EXERCISE OBJECTIVE:
Count the lines that contain the string "JSON" in the records beneath, and respond with the number only.

####################

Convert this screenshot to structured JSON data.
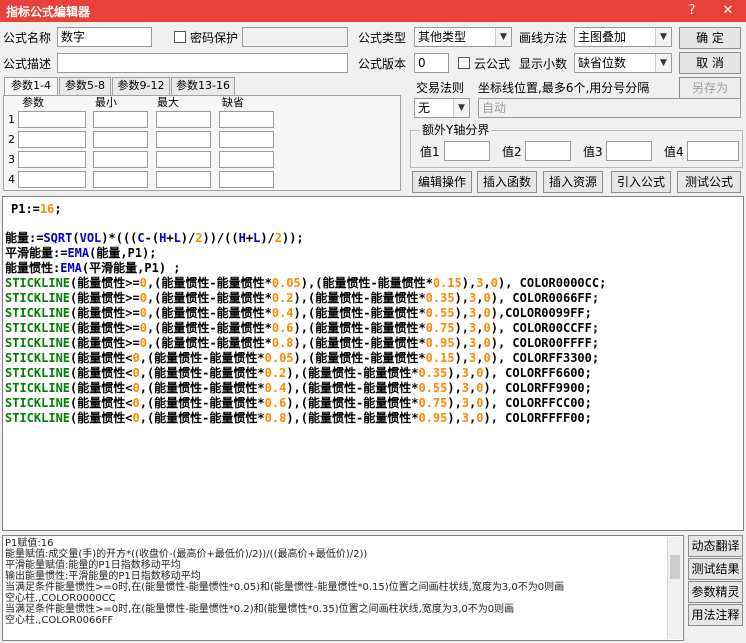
{
  "window": {
    "title": "指标公式编辑器",
    "help": "?",
    "close": "✕"
  },
  "form": {
    "name_label": "公式名称",
    "name_value": "数字",
    "password_label": "密码保护",
    "desc_label": "公式描述",
    "type_label": "公式类型",
    "type_value": "其他类型",
    "draw_label": "画线方法",
    "draw_value": "主图叠加",
    "version_label": "公式版本",
    "version_value": "0",
    "cloud_label": "云公式",
    "decimals_label": "显示小数",
    "decimals_value": "缺省位数",
    "trade_label": "交易法则",
    "trade_value": "无",
    "coord_label": "坐标线位置,最多6个,用分号分隔",
    "coord_value": "自动",
    "extra_axis_label": "额外Y轴分界",
    "v1": "值1",
    "v2": "值2",
    "v3": "值3",
    "v4": "值4"
  },
  "buttons": {
    "ok": "确  定",
    "cancel": "取  消",
    "saveas": "另存为",
    "edit": "编辑操作",
    "insert_func": "插入函数",
    "insert_res": "插入资源",
    "import": "引入公式",
    "test": "测试公式",
    "translate": "动态翻译",
    "test_result": "测试结果",
    "param_tune": "参数精灵",
    "usage": "用法注释"
  },
  "tabs": [
    "参数1-4",
    "参数5-8",
    "参数9-12",
    "参数13-16"
  ],
  "params": {
    "headers": [
      "参数",
      "最小",
      "最大",
      "缺省"
    ],
    "rows": [
      "1",
      "2",
      "3",
      "4"
    ]
  },
  "output": [
    "P1赋值:16",
    "能量赋值:成交量(手)的开方*((收盘价-(最高价+最低价)/2))/((最高价+最低价)/2))",
    "平滑能量赋值:能量的P1日指数移动平均",
    "输出能量惯性:平滑能量的P1日指数移动平均",
    "当满足条件能量惯性>=0时,在(能量惯性-能量惯性*0.05)和(能量惯性-能量惯性*0.15)位置之间画柱状线,宽度为3,0不为0则画",
    "空心柱.,COLOR0000CC",
    "当满足条件能量惯性>=0时,在(能量惯性-能量惯性*0.2)和(能量惯性*0.35)位置之间画柱状线,宽度为3,0不为0则画",
    "空心柱.,COLOR0066FF"
  ]
}
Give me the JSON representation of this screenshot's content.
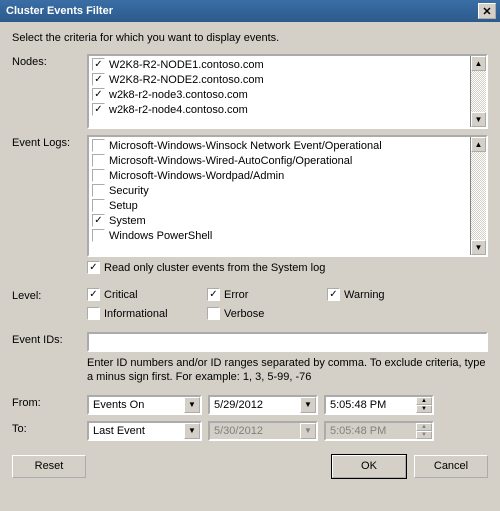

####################

RESPONSE AREA:
2